On the other hand, it'd be a shame if Curtis deviated completely from making straight house music, because he's needed there too. First and perhaps most importantly, his snare/hi-hat arrangements are peerless (most brilliant here is the stop-start syncopation on "The Stalker). Furthermore, tracks like '95's "Help Me" and "Destination Unknown" from '97 recreate the explicit drugginess of acid house and take it further, adding a bit of the twisted psychedelics of Basement Jaxx's rawer work (eg. "Same Old Show", "Razocaine", "All You Crazies") into the mix for good measure, creating extended work-outs of shuddering intensity.
Plus, the more streamlined man-machine character of his synth-pop tracks, while compelling, lacks the sense of humour of his earlier, self-referential house tracks. Debut single "Preacherman" (from '93) is just a sampled speech over a backing track, featuring a black preacher deploring the lack of family values in current society, and particularly the increase of sexual promiscuity, using the metaphor of "our second favourite childhood game": "house". Ideally I'd like to see both narrative styles retained.

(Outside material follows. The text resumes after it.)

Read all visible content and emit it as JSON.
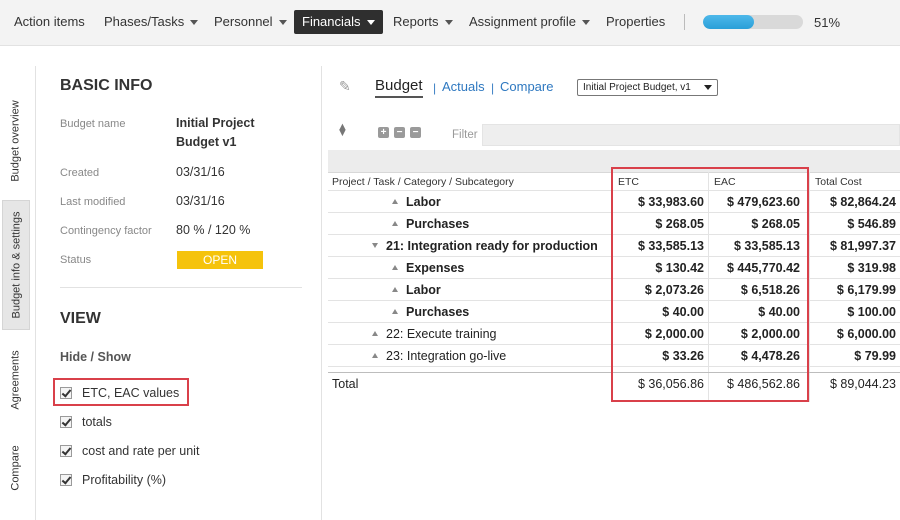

It's a shame that "Answering Machine" has an unmemorable (if impressive) groove. A brilliant take on the same idea is '97's "Answering Machine", in many ways the closest thing to a pop song here. Again, little more than a kickdrum and a shockingly springy, kinetic snare arrangement, it features a week's long parade of depressing machine messages ("the baby's not yours, so you don't need to worry about it") and a chorus of Curtis shouting "I don't need this shit!" Sure, much of its appeal is a result of the novelty value, but you'll remember the awesome snare arrangement long after the phone calls cease to be amusing.
Perhaps it's good that Curtis seems to be the only person delving in this hinterland of house; if more people were making tracks like these they wouldn't be nearly as effective, not to mention that my ears can only stand so much before they start to ache slightly. Still, if your conception of house is all Barbera Tucker anthemics or Moloko cool, perhaps you could do worse than expose yourself to this fantastic slice of the darkside.